§ Web page and app entries
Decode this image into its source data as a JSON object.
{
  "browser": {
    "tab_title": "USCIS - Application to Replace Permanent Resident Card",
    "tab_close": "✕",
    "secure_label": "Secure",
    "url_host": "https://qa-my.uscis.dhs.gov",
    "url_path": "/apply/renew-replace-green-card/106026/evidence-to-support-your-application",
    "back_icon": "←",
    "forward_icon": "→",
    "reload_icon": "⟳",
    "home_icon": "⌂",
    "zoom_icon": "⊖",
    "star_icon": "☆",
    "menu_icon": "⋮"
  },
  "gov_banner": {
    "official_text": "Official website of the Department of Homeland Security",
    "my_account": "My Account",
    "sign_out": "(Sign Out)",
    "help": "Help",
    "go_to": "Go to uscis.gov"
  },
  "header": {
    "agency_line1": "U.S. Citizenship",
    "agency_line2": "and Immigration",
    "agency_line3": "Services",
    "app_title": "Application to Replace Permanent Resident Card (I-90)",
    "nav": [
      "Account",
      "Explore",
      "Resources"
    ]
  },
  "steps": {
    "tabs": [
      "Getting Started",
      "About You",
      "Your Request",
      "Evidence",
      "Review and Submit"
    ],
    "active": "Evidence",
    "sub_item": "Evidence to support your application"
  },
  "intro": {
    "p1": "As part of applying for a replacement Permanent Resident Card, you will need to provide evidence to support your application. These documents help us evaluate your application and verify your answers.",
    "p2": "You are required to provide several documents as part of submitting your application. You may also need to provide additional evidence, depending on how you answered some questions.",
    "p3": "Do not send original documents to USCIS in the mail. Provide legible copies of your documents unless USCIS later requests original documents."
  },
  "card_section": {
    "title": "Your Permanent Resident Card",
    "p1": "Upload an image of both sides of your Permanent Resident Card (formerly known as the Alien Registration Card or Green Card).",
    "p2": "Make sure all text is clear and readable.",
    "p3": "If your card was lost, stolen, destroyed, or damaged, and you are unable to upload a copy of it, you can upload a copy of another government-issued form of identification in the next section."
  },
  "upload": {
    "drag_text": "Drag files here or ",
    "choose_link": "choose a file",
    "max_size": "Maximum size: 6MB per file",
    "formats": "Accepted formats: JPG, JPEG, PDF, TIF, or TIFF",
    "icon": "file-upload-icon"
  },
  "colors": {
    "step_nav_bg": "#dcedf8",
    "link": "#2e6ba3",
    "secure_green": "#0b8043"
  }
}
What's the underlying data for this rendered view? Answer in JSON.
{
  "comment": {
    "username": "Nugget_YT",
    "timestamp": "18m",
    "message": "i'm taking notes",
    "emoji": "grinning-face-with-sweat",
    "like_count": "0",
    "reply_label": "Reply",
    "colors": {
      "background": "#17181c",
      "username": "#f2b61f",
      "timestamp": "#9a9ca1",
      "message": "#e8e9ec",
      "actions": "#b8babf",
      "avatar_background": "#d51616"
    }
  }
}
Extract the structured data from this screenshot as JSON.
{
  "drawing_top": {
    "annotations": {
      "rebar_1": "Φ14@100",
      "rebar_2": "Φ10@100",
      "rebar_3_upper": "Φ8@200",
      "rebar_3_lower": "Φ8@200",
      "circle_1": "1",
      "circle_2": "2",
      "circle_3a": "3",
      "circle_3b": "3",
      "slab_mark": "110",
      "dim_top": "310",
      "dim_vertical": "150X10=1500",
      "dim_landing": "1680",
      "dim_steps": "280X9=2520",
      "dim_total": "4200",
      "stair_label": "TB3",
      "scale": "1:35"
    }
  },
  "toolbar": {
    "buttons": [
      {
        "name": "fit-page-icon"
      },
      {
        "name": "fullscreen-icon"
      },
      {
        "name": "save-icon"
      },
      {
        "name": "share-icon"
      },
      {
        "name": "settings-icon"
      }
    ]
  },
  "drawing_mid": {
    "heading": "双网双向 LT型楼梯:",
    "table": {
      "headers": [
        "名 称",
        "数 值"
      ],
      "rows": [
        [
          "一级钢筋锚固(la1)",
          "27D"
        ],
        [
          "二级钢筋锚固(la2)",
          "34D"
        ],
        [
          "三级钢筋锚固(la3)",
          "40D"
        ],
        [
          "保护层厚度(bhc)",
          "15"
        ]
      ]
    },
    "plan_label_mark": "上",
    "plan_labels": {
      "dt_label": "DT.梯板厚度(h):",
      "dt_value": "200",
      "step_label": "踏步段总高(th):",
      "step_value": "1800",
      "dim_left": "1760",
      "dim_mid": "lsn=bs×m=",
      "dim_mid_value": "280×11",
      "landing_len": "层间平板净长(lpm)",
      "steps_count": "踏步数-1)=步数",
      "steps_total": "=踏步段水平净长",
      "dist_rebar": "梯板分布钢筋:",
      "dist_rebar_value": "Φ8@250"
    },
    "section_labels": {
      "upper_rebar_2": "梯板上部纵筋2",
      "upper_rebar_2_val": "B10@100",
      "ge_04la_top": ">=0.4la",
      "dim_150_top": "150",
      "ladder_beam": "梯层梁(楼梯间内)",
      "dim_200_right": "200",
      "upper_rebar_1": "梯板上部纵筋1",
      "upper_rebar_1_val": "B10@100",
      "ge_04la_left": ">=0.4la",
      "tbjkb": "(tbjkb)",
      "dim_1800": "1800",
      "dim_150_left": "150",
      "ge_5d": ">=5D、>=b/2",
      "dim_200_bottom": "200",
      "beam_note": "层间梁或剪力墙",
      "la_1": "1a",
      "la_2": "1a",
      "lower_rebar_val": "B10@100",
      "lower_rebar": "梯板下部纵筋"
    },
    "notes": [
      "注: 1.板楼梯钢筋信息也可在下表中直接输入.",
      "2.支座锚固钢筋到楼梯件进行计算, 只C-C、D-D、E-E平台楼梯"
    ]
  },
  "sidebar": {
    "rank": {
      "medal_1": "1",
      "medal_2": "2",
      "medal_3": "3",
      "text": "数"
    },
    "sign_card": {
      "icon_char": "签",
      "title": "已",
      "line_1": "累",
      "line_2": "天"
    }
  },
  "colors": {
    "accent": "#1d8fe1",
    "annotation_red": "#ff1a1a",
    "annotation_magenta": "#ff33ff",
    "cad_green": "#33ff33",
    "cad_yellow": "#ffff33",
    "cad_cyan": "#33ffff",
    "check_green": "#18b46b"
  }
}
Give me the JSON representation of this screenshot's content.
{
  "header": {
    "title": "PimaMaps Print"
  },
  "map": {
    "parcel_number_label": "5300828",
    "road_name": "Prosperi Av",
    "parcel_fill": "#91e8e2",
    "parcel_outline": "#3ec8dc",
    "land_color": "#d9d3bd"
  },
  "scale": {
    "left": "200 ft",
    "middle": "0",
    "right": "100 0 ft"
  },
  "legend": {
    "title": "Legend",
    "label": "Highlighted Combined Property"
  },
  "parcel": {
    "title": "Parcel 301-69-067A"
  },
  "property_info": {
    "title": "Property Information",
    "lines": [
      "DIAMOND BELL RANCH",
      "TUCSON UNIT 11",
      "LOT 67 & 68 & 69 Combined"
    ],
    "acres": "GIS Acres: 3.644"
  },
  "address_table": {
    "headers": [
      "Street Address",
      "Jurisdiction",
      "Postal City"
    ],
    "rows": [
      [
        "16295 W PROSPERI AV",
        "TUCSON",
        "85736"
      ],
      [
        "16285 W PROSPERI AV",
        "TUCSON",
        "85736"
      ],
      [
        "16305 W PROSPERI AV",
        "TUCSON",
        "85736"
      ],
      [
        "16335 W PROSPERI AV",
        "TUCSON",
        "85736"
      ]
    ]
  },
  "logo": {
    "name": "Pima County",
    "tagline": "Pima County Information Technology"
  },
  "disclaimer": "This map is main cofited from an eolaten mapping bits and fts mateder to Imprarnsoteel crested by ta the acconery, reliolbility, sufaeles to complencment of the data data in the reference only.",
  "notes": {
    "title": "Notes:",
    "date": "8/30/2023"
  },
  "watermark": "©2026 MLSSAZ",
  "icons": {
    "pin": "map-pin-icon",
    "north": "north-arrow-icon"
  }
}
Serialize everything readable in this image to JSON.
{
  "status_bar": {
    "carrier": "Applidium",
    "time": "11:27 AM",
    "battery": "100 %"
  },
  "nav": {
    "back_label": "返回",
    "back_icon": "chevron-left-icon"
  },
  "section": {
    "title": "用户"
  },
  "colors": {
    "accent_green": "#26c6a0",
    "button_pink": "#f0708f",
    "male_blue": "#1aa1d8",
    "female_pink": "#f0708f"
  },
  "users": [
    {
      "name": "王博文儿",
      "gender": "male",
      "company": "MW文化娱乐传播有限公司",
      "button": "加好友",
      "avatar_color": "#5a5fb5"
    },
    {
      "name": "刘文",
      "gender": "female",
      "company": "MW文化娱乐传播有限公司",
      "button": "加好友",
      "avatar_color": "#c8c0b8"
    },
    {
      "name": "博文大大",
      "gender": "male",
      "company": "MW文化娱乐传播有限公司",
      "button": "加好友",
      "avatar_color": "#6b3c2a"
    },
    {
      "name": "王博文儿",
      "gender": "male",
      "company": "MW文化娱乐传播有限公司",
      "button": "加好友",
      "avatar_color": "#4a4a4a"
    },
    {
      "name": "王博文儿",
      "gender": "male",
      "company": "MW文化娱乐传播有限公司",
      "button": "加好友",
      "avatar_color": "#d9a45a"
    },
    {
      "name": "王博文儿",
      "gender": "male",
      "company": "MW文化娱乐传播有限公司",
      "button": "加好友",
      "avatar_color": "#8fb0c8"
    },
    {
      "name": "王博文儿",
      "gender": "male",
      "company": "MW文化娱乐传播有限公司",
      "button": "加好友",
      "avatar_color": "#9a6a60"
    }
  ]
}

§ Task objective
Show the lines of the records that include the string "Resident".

§ Task result
    "tab_title": "USCIS - Application to Replace Permanent Resident Card",
    "app_title": "Application to Replace Permanent Resident Card (I-90)",
    "p1": "As part of applying for a replacement Permanent Resident Card, you will need to provide evidence to support your application. These documents help us evaluate your application and verify your answers.",
    "title": "Your Permanent Resident Card",
    "p1": "Upload an image of both sides of your Permanent Resident Card (formerly known as the Alien Registration Card or Green Card).",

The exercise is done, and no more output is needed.